Vote NO on Question 2 – Knights of Columbus Council #14236

As I mentioned in weeks past, I co-wrote the following opinion piece as a member of the Fr. John F. Hogan Council #14236 of the Knights of Columbus.  Our council serves the St. Julie Billart & St. Mary’s Catholic parishes in Dartmouth.  I’m a 4th Degree Knight.  

This “Your View” was published in today’s edition of the Standard-Times and submitted by our Grand Knight, Chris Pereira (who also serves as Vice Chairman of the Dartmouth Republican Town Committee).…

There is no dignity when the government permits suicide. Ballot Question 2 to be voted upon on Election Day, Nov. 6, is a prescription for death and disaster. We must embrace a culture of life and not devalue our family and friends out of a false sense of compassion and dignity. We, the Knights of Columbus of the Fr. John F. Hogan Council No. 14236 of Dartmouth urge our fraternal brothers, fellow Catholics, persons of all faiths and our fellow citizens of the Commonwealth of Massachusetts to vote no on Question 2.

Question 2 is tragically titled the “Death with Dignity Act,” but it is more accurate and honest to call the ballot proposal what it really is, physician-assisted suicide. The proposed law would permit doctors upon request to prescribe a lethal dose of a drug that would cause death to any patient who has been told by two doctors they have less than six months to live.

The proposal is a poorly written, confusing, and severely flawed ballot question that can have grave unintended consequences to terminally ill patients and their families. The six-month standard is arbitrary and the fact is that many doctors admit that life-expectancy estimates are often wrong, no matter their length. Question 2 may lead to premature deaths of those in the most tender stages of life.

Furthermore, the ballot question lacks the safeguards needed to make sure patients learn about other approaches to their difficult diagnoses, thus avoiding preventable suicides. Those patients subject to physician-assisted suicide are not required to see either a psychologist or psychiatrist. Physicians prescribing lethal drug doses are not required to refer a patient for mental health evaluation. Under Question 2, the attending or consulting physician would be the sole authority to judge the need for counseling. People who are ill but also suffer from treatable depression may have their lives ended prematurely rather than receiving effective psychological care.

Question 2 is a recipe for abuse, especially for our elderly. Important provisions of the act would allow an heir, including a potentially abusive caregiver, to serve as a witness to help sign the patient up for the lethal drugs. No witnesses are required.

Joining our coalition of diverse organizations in opposition to physician-assisted suicide are disability rights and hospice care groups that include, but are not limited to, the Massachusetts Medical Society, the Massachusetts Hospice and Palliative Care Federation, and the American Medical Directors Association. The ballot question provides no resources or even the authority to investigate violations or provide oversight.

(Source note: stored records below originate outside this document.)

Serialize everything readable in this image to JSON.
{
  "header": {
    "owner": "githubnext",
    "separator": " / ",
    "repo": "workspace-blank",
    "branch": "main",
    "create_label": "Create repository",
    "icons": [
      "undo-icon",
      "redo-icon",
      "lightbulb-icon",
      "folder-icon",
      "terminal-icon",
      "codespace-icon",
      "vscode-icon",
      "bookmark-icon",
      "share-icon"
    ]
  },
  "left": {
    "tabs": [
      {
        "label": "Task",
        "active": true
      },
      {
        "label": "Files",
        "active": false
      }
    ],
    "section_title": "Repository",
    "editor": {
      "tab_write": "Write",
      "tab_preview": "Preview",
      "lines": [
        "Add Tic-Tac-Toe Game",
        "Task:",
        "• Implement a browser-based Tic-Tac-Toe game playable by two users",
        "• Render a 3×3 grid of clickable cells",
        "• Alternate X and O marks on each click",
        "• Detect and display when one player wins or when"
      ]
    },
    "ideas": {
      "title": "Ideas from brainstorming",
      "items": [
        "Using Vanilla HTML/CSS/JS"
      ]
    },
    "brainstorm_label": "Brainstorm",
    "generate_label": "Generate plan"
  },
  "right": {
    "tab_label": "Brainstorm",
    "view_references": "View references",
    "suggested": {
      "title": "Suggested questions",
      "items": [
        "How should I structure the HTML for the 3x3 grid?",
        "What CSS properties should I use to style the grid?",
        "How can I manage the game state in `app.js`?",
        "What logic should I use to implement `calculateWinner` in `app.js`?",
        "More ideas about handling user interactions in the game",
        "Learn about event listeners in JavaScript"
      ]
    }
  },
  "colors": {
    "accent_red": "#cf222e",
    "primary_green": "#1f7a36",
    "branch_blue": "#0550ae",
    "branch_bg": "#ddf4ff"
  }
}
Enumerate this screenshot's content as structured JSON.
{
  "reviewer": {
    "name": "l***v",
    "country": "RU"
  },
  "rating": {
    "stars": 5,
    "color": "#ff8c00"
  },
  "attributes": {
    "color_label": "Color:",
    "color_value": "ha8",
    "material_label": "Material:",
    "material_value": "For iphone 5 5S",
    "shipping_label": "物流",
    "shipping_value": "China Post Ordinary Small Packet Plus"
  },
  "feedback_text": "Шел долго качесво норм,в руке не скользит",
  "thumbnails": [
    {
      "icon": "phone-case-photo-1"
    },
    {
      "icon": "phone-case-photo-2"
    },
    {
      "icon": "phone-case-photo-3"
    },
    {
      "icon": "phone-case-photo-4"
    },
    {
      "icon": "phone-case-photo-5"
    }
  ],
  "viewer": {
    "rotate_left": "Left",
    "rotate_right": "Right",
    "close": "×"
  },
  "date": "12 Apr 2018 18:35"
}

Even those who might otherwise favor permitting the ending life for the terminally ill prior to their natural death recognize that the incredibly flawed, poorly worded language of Question 2 should not pass given its lack of safeguards and checks against abuse. The Commonwealth’s priority should be on expanding access to palliative and hospice end-of-life care that will relieve and prevent suffering. Together, let us all support truly compassionate care for our brothers and sisters through their natural, and not untimely, deaths. We must not approve legal suicide.

On Election Day, Nov. 6, please vote no on Question 2 and defeat physician-assisted suicide.…

About Brock N. Cordeiro

  • someone very close to me was given 3 months and fought for over 2 years…..2 years he got to spend with his young daughters and wife.

    On another note….how would life insurance providers handle this?

  • Vote3rdpartynow

    I told him I could not pay the bill in the next six months, so he gave me an extra six months….Ba dum bump…Just had to throw this out there…

    My own story – about 9 years ago my sister-in-law who suffers from a mental disorder and kidney failure was getting progressively weak.  In her mental state there was no possibility of her getting a transplant.  I believe at that time family members, including her guardian, might have chosen to terminate her life as is described by this proposal.  Well, here we are so many years later and her home dialysis system is working beautifully.  She has lived a full and healthy number of years and looks forward to many more.  Back then things were grim, but now they are so much better.

    Here is one issue for me – what happens when someone wants to die, but the cure is only months away?  Can you imagine the regret of letting someone terminate their life when had they waited only a few months longer they might have been cured?  

    And how many times have Doctors given false positive readings on cancer?  Its not like it doesn’t happen.

  •    Is not about you making decisions about another person’s life. That is what “Do not rescuscitate” (DNR) is for. My experience with DNR is that a loved one passes on peacefully in their sleep. I know that is not always the case. I have been dead twice. Fortunately I was strong enough to recover and gain my independence back. I would not like to live in excruciating pain, or in a vegitative state for your viewing pleasure.

      Death with Dignity is about an individual being of sound mind making the decision to end their own life. The various reasons are up to the individual.  

  • Republican Ram Rod Radio

    I’m going out like a man.